Mercedes-Benz says it has also “systematically developed the use of sustainable materials” in the Vision EQS, which is a breathy way of saying there’s a lot of recycled plastic in this car. The interior is lined with a leather alternative that’s made from recycled plastic bottles, while the roof liner has been formed out of a “high-quality textile that was created by adding a quantity of recycled ‘ocean waste’ plastic,” which Mercedes-Benz says takes “the use of sustainable materials to a whole new level.” (The plastic bottle material is, in some places, contrasted by a diamond pattern of rose gold-colored highlights.)

The Vision EQS uses a lot of recycled plastic

Inside the Vision EQS, there are also “organically emerging displays and projection surfaces,” which Mercedes-Benz says can allow “digital content [to] be immersively experienced over the entire area.” That sounds not far off from what the automaker showed off in the F015, a self-driving concept car from 2015, which was theoretically designed to make it look to passengers like they were rolling through any kind of outdoor setting. Unfortunately Mercedes-Benz didn’t provide any images or additional information that explains what this part of the EQS experience means, so on balance, it simply sounds like you might be able to watch Succession in 180 degrees while kicking back in the car’s luxurious seats, which sounds lovely.

That experience will undoubtedly feel luxe regardless of whether or not the fake leather feels plasticky, because there’s also more rose gold on the speaker covers, and there’s a “fragrance flask encased in a decorative holder like a jewel.” (This is another touch thaat has been unfortunately left undocumented in Mercedes-Benz’s press images.) These touches, Mercedes-Benz says, help “showcase exquisite craftsmanship and round out the trendsetting interior of the Vision EQS.”

Gawking aside, Mercedes-Benz is also using the EQS as a platform to discuss the automaker’s ambitions to go beyond switching to clean electric mobility by adopting a more wholesale carbon neutral approach. Mercedes-Benz says it wants to eventually buy battery cells that are CO2-neutral in their production, for instance, which it says can be accomplished by using power generated from renewable energy sources “plus recycling and respect for human rights in the supply chain.”

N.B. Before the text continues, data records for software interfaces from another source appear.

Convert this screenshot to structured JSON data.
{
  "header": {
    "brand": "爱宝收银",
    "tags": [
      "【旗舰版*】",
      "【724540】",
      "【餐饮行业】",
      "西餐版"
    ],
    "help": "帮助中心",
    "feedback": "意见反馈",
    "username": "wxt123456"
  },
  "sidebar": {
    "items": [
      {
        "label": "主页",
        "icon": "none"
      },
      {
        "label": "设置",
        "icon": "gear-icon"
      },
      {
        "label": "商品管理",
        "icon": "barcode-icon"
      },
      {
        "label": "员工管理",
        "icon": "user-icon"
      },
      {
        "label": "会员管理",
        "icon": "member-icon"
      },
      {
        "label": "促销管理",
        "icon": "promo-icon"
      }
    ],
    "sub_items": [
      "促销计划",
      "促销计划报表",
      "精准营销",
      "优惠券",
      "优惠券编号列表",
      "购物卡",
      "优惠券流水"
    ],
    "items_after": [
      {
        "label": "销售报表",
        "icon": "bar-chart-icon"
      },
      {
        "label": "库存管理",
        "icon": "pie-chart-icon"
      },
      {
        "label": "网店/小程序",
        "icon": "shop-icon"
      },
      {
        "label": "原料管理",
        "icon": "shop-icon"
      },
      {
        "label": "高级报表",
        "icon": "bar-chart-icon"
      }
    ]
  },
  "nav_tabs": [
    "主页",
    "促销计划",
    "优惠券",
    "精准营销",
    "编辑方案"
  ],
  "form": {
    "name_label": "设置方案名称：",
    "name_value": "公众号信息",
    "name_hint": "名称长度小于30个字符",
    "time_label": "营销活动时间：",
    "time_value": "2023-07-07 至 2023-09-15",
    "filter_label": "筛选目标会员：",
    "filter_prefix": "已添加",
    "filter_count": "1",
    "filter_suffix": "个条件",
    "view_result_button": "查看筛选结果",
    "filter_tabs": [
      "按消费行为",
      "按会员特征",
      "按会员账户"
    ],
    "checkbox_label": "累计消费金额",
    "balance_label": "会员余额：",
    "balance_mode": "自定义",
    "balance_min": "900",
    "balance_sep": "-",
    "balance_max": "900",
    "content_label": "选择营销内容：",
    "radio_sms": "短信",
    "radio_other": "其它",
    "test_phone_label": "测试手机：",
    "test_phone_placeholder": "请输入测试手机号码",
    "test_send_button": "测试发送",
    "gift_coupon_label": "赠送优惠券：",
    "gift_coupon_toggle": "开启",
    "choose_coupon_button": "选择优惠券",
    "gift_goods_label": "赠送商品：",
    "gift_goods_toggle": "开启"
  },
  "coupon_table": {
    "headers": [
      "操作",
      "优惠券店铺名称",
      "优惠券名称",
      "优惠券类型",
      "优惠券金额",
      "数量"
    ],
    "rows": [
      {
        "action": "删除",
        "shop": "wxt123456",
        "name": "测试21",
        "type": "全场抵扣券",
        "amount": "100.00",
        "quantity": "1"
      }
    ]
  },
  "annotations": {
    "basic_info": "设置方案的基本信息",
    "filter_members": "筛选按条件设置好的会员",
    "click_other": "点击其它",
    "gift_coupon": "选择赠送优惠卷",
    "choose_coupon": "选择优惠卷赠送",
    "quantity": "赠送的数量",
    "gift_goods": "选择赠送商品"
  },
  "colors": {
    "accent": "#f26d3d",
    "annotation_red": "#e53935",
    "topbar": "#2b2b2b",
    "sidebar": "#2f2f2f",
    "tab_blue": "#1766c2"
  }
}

Large corporations, and especially automakers, don’t have the greatest track record when it comes to putting the environment — or human lives — before profit, so this concept offers a chance to hold Mercedes-Benz to its word in the next few years. In that sense, the Vision EQS really is a glimpse of what’s to come from the world’s oldest automaker.